_Data records for software interfaces_

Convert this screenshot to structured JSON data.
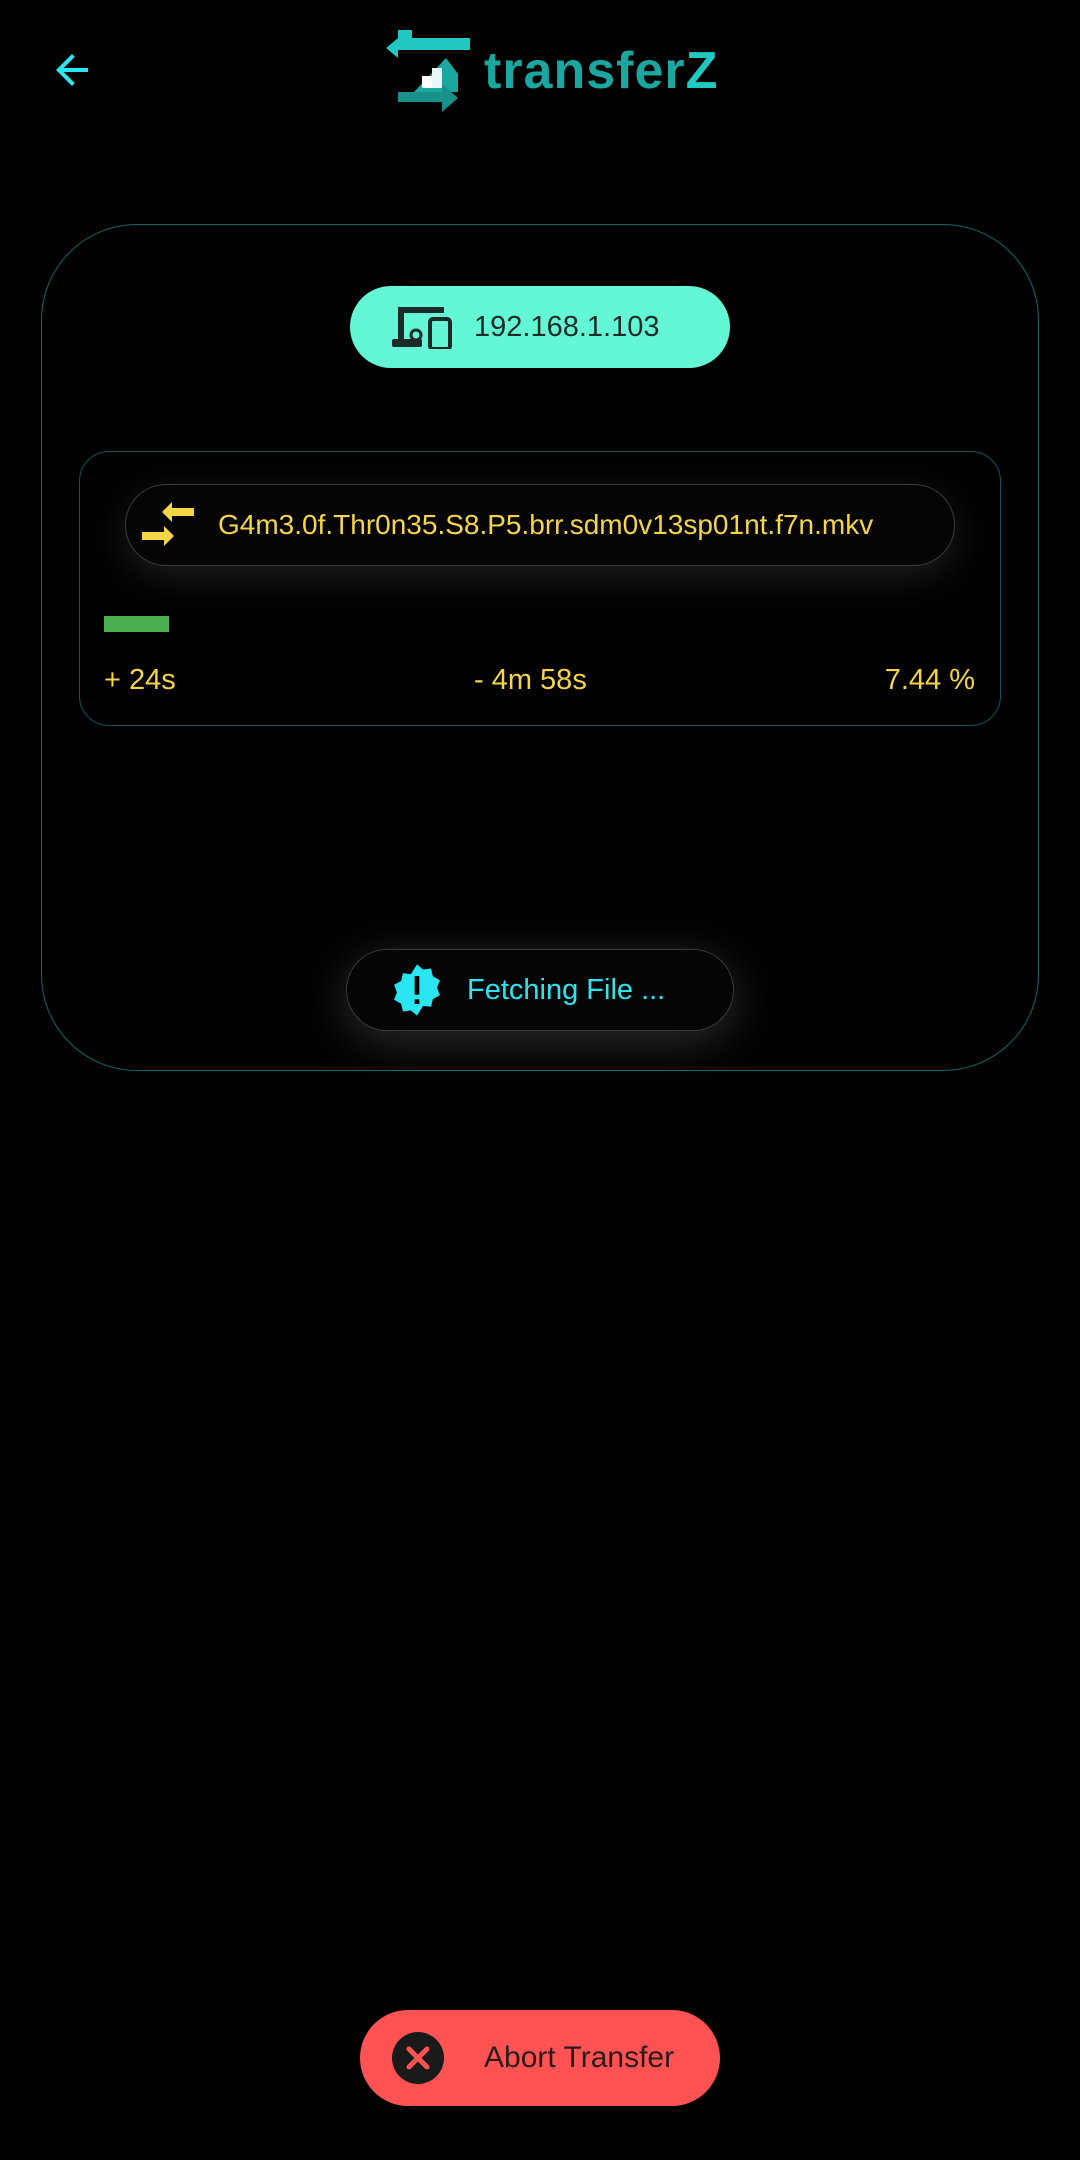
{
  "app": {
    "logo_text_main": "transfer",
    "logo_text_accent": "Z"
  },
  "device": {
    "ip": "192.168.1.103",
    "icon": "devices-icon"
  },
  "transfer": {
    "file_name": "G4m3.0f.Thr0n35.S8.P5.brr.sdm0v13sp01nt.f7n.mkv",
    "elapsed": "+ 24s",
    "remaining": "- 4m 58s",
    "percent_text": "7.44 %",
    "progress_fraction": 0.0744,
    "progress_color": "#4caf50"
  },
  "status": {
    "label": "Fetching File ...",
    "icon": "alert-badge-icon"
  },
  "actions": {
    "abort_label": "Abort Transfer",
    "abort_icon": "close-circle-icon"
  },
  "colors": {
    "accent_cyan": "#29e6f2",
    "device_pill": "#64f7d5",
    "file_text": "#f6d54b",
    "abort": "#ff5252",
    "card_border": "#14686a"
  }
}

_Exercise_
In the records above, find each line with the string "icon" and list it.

_Solution for this exercise_
    "icon": "devices-icon"
    "icon": "alert-badge-icon"
    "abort_icon": "close-circle-icon"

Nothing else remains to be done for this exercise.